▶ _INPUT MATERIAL_
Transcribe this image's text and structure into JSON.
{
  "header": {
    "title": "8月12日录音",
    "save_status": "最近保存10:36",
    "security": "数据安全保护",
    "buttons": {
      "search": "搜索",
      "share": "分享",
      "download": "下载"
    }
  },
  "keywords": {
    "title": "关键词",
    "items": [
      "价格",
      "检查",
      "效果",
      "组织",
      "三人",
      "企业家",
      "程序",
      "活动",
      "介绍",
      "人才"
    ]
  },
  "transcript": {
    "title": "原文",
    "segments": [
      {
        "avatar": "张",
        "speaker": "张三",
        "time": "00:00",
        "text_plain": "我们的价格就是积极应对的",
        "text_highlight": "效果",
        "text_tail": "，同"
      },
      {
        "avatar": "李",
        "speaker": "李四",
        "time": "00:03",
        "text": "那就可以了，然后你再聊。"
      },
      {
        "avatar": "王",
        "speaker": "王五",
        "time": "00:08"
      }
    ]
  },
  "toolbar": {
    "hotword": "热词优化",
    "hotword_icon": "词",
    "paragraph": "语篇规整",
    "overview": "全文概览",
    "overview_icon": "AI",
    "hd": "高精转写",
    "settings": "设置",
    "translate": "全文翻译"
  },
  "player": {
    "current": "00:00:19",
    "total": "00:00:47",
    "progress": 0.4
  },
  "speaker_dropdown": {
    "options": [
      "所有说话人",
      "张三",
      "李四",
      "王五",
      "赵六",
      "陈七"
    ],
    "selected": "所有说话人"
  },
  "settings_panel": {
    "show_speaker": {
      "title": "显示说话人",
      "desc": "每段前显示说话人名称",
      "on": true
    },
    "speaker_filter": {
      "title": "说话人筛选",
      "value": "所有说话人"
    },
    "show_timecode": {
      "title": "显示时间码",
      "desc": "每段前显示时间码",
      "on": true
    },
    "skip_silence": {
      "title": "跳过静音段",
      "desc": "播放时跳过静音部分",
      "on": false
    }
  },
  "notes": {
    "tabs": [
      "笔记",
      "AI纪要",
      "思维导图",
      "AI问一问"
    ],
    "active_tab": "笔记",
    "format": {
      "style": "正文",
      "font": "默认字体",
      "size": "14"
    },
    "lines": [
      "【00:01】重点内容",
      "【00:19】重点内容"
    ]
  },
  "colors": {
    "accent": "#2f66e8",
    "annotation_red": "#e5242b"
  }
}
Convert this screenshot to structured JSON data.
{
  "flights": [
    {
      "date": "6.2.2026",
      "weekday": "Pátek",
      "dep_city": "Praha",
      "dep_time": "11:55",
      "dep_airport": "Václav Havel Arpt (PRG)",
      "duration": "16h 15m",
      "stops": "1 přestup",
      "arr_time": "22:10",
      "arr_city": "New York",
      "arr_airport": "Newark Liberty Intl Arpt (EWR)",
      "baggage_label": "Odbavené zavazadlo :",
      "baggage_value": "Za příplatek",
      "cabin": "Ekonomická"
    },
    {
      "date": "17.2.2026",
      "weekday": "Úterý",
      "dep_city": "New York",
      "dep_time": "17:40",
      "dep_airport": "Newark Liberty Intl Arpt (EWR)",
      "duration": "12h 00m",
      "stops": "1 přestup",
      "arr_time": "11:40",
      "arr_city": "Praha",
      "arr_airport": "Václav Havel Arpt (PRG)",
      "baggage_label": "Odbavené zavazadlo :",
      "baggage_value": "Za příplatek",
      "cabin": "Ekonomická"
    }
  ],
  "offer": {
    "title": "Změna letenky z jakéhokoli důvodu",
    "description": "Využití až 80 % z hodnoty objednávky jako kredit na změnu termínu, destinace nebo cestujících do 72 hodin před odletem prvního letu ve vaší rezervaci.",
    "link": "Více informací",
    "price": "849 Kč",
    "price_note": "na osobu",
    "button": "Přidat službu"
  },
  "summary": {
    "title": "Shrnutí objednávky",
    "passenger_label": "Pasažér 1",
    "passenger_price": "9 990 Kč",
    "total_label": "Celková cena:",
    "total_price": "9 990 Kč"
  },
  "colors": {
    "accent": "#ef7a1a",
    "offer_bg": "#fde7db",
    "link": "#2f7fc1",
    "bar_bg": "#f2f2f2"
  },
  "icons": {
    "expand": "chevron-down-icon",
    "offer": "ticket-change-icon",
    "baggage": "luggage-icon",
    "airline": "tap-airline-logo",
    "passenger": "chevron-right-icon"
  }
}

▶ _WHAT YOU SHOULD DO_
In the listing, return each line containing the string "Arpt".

▶ _EXPECTED ANSWER_
      "dep_airport": "Václav Havel Arpt (PRG)",
      "arr_airport": "Newark Liberty Intl Arpt (EWR)",
      "dep_airport": "Newark Liberty Intl Arpt (EWR)",
      "arr_airport": "Václav Havel Arpt (PRG)",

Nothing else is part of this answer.